(Supplied entries):
* * * *
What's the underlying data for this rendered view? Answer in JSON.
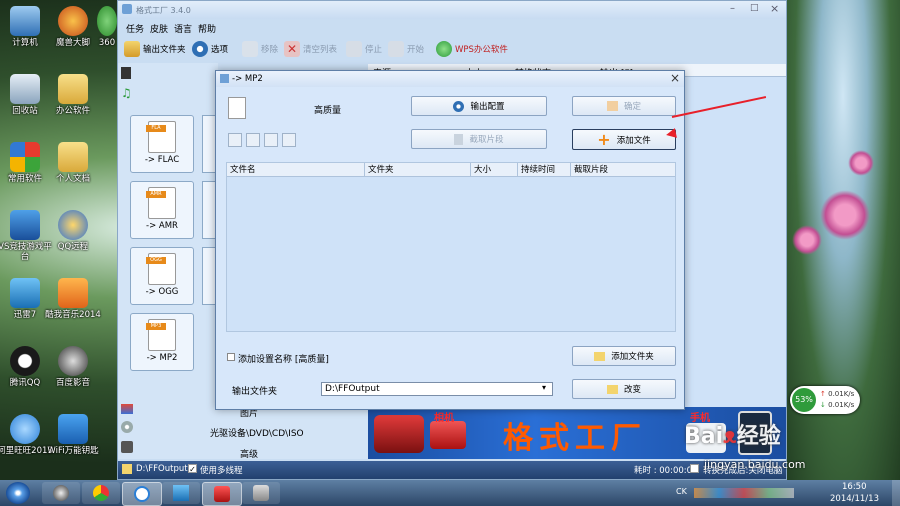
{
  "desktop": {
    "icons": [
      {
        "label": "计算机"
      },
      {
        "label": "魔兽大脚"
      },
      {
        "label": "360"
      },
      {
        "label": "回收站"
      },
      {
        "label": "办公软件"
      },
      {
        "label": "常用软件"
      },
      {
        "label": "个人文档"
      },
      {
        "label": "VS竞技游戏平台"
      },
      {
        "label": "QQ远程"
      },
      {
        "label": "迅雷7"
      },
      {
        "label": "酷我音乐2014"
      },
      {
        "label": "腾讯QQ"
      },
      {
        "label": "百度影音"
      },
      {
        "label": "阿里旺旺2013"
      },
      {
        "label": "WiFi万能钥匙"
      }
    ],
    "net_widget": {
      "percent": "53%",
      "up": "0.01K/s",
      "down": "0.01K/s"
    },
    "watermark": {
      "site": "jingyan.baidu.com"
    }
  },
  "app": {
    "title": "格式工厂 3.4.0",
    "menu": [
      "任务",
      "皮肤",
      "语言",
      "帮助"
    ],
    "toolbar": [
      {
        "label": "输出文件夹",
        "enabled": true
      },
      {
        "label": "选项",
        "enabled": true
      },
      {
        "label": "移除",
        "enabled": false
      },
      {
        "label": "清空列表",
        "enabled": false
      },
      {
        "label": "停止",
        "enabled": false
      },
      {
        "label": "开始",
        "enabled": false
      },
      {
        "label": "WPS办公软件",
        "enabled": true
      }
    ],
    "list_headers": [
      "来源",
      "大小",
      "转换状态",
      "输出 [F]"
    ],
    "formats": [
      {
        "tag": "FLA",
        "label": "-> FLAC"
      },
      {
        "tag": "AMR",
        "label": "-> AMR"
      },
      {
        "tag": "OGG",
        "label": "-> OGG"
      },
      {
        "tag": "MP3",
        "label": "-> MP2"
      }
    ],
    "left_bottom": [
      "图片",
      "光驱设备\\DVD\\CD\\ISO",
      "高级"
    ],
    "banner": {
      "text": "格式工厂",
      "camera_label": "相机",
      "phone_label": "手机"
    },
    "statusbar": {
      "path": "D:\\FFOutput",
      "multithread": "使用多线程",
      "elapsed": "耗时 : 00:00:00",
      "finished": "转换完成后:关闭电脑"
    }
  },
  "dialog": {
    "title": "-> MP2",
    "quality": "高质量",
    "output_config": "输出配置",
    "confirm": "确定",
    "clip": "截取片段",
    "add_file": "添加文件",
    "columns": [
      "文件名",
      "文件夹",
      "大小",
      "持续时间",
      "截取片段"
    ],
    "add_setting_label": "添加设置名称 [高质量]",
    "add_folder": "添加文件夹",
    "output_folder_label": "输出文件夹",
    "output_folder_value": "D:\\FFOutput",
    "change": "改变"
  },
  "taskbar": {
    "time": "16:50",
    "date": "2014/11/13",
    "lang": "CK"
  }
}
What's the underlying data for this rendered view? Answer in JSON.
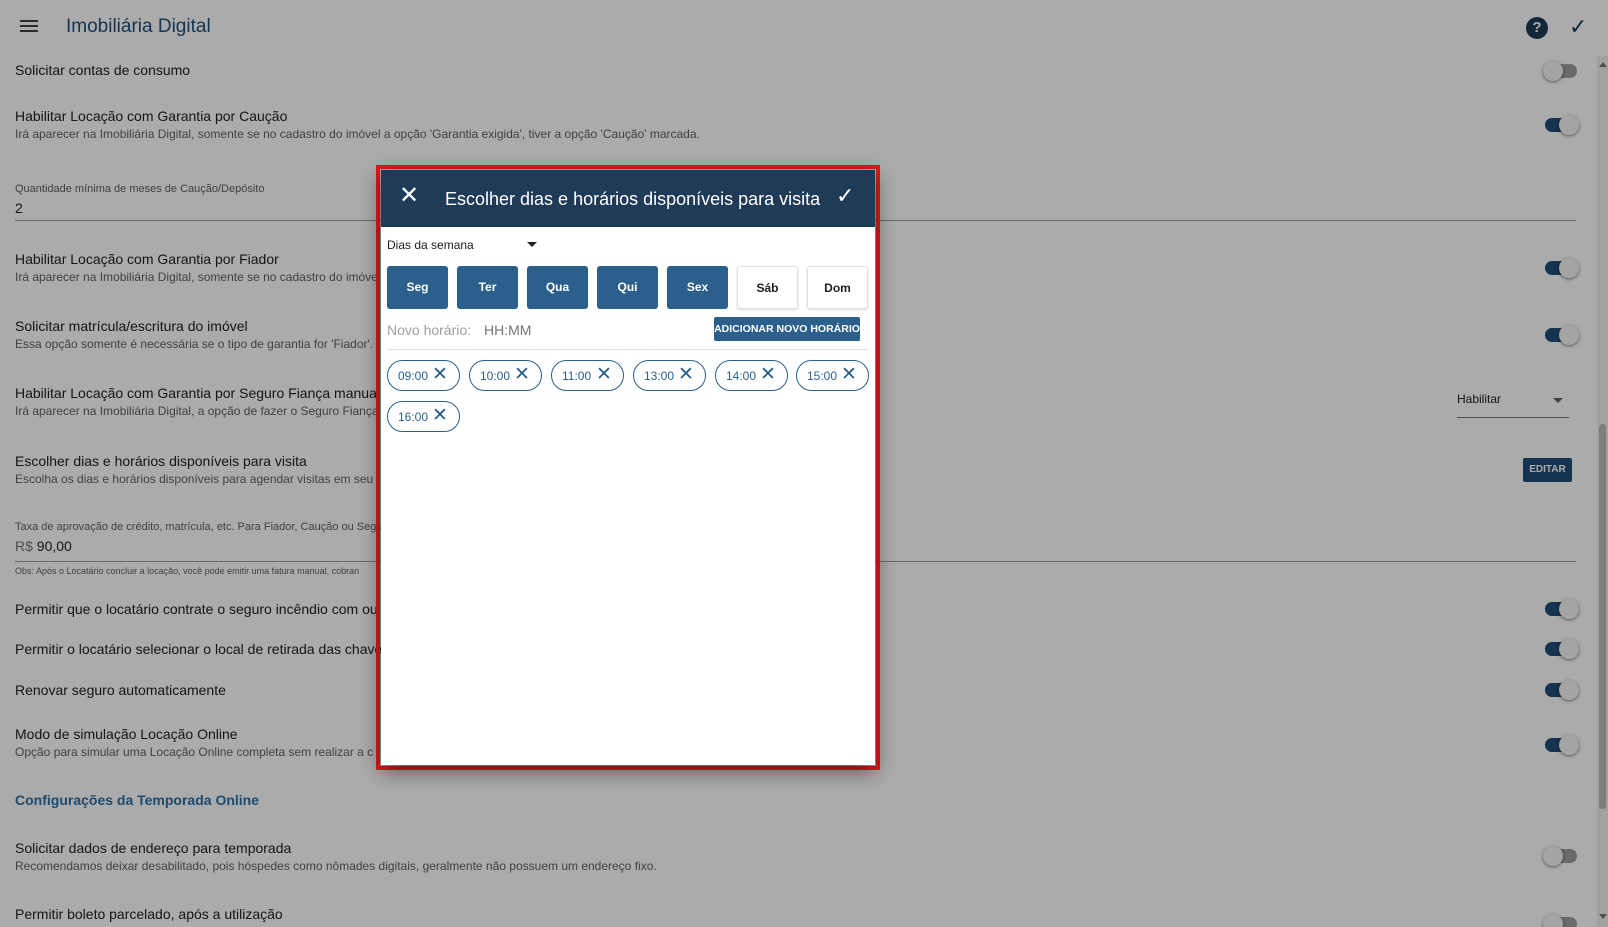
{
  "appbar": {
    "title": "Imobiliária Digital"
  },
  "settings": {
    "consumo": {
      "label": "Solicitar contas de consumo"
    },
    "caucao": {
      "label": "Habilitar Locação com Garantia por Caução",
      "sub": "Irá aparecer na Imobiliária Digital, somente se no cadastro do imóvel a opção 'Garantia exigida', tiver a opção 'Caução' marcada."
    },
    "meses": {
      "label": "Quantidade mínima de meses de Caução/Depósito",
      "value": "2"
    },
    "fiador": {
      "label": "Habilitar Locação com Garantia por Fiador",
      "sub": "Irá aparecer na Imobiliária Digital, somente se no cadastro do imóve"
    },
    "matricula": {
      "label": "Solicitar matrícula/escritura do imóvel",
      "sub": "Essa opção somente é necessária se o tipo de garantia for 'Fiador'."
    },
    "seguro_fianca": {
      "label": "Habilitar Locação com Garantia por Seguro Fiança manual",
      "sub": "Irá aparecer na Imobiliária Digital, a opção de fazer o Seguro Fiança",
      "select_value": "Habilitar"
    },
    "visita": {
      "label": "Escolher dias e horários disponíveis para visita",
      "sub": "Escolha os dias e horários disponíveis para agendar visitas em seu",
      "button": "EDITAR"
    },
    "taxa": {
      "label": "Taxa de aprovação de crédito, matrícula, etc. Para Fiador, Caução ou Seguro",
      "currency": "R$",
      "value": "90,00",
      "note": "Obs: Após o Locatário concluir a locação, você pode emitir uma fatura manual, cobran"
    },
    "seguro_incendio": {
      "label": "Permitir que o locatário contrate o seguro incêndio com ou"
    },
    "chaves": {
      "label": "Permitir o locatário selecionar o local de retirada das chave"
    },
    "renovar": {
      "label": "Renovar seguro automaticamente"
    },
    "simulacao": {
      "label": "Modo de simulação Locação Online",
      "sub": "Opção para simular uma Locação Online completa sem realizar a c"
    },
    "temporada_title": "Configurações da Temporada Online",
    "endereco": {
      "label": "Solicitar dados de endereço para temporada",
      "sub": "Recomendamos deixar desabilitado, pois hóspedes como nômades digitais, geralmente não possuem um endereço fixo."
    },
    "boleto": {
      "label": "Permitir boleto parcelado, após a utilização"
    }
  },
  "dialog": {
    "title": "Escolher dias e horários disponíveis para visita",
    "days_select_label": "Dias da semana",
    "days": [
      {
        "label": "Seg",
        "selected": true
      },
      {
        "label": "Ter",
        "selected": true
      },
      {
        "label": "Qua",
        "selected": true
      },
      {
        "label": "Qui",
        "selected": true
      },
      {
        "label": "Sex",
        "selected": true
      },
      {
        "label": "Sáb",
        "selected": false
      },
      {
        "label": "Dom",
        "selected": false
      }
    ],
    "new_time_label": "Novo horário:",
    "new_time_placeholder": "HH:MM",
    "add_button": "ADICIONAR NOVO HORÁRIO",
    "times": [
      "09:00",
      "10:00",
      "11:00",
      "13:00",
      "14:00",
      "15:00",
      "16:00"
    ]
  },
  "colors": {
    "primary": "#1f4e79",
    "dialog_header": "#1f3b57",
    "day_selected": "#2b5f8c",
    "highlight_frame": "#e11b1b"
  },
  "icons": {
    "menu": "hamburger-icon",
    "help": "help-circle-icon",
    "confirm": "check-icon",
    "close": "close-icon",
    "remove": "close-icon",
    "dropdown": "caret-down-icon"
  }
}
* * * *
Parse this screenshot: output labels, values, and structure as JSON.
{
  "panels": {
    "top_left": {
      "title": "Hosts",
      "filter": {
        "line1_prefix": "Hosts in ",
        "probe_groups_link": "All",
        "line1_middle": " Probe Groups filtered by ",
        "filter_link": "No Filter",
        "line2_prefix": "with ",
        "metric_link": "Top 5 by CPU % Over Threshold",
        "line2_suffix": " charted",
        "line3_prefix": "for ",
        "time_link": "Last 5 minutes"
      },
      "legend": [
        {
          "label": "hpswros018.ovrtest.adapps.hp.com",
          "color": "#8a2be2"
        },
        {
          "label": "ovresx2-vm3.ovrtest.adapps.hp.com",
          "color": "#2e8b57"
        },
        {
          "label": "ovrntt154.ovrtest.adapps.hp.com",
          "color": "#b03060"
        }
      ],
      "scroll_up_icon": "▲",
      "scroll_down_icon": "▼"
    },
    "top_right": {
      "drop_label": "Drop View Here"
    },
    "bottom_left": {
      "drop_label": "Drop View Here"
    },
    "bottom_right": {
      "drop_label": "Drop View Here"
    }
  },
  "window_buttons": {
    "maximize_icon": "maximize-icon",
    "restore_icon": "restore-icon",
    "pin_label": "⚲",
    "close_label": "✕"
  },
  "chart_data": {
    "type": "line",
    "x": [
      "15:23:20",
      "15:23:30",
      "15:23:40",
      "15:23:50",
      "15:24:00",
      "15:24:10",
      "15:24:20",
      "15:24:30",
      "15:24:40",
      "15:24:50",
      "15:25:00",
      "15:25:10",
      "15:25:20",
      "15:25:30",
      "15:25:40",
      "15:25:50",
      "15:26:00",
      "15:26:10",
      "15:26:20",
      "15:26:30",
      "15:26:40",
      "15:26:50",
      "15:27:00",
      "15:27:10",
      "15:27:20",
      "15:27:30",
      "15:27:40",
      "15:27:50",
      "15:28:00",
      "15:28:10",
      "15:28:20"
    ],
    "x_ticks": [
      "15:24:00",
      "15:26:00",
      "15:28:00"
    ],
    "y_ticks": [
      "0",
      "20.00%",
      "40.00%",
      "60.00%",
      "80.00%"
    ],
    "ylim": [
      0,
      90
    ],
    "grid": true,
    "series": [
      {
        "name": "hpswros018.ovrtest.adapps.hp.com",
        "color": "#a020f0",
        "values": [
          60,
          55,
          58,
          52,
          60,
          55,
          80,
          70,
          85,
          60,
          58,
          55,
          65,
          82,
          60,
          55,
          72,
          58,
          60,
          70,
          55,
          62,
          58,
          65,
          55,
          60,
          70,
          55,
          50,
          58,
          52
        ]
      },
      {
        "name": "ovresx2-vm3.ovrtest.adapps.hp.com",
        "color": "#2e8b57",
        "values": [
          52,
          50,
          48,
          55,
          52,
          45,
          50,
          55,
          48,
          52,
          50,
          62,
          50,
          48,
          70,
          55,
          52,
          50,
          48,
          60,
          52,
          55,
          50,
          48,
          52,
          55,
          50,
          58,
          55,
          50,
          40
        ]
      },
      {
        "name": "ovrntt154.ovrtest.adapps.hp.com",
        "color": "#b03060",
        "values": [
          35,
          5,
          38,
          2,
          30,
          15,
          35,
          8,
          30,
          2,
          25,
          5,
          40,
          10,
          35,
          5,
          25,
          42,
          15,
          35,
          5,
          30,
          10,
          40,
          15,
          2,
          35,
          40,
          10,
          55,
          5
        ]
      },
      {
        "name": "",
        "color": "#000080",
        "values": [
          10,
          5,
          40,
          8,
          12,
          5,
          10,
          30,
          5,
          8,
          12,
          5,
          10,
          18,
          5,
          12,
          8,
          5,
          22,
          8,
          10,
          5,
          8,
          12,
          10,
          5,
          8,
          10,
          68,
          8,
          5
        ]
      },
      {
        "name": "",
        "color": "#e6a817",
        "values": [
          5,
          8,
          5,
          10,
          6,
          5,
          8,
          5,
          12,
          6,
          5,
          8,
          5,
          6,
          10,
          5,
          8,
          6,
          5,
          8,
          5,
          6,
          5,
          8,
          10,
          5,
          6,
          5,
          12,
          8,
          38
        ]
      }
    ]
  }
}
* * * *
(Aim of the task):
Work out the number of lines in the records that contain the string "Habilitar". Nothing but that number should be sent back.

(Problem solution):
4